**Work to be completed**: Each line of the listing where the string "metadata" appears is to be identified and copied.

Segment Open

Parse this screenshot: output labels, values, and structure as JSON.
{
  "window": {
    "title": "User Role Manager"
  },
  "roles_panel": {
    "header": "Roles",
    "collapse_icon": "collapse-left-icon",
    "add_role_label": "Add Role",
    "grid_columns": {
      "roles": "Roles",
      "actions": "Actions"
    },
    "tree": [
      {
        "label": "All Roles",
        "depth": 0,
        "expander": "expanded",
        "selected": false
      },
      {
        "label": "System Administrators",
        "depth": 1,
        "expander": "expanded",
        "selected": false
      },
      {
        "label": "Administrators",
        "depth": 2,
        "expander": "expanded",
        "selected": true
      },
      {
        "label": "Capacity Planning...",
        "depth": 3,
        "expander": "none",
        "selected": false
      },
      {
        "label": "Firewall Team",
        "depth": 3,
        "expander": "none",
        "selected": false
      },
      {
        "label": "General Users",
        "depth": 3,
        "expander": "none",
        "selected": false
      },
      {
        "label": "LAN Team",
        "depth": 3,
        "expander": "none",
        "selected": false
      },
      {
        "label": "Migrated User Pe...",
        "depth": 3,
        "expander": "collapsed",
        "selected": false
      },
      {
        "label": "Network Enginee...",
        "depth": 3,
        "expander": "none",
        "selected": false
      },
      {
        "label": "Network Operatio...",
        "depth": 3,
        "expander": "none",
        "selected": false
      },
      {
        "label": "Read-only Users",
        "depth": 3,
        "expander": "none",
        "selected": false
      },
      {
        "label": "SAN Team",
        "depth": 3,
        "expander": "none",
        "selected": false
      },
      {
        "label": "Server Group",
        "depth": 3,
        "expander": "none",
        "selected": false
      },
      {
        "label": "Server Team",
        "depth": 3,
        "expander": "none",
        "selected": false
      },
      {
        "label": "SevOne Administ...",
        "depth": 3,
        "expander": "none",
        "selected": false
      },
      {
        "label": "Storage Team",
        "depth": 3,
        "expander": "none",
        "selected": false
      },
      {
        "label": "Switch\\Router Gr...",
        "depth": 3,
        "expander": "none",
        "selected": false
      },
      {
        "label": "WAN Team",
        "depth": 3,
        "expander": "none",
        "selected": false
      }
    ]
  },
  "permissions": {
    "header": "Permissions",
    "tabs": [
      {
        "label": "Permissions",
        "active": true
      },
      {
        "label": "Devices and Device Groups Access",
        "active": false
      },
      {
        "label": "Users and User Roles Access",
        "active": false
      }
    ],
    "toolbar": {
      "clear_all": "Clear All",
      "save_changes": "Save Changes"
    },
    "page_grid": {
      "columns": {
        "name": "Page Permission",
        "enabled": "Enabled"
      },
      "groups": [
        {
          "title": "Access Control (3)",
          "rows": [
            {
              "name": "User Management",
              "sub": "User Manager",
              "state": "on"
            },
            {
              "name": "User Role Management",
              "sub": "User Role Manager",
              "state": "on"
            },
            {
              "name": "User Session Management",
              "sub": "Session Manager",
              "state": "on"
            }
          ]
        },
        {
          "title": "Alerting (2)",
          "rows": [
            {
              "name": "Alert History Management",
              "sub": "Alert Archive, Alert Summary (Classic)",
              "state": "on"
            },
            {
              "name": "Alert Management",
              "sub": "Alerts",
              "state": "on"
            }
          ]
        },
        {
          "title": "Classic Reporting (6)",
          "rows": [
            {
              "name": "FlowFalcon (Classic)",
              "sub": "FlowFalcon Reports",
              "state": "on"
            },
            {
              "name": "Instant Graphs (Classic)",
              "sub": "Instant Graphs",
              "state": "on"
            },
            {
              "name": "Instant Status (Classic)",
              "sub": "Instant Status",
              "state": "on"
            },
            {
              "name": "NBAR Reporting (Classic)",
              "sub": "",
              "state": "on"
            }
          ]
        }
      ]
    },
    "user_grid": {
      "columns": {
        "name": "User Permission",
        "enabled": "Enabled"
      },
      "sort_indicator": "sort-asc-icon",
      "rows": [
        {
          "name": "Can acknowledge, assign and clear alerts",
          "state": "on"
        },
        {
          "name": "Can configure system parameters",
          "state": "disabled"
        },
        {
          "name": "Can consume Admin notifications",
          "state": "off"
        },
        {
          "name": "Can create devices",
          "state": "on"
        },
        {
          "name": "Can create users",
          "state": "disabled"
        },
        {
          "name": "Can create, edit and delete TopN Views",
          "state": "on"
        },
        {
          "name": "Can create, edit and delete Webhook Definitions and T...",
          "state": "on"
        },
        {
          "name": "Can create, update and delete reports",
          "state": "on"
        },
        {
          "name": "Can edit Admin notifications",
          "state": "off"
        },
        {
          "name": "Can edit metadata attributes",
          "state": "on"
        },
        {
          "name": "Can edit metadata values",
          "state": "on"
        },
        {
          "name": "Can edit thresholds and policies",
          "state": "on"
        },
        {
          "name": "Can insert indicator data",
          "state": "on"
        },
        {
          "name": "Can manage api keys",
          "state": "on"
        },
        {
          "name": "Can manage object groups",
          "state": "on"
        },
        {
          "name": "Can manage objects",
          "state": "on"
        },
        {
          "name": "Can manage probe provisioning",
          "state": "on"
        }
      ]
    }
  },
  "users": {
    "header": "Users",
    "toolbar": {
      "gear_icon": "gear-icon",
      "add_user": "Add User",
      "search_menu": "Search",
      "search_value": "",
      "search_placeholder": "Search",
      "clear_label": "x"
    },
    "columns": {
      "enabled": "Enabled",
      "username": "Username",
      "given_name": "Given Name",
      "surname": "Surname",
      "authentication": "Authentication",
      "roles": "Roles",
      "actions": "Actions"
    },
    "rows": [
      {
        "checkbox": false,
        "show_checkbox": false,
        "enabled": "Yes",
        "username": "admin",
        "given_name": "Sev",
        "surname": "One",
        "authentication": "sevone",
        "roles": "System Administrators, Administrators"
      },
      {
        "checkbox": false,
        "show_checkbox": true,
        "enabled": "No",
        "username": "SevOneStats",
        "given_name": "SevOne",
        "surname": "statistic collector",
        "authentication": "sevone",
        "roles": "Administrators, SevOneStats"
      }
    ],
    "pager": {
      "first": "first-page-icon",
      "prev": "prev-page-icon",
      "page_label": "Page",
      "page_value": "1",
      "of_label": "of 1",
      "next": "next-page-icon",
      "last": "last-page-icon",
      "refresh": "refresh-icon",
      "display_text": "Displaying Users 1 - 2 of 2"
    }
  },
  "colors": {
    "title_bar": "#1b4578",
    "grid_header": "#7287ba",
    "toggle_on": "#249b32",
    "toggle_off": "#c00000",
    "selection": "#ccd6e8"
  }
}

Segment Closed

**Task response**:
          "name": "Can edit metadata attributes",
          "name": "Can edit metadata values",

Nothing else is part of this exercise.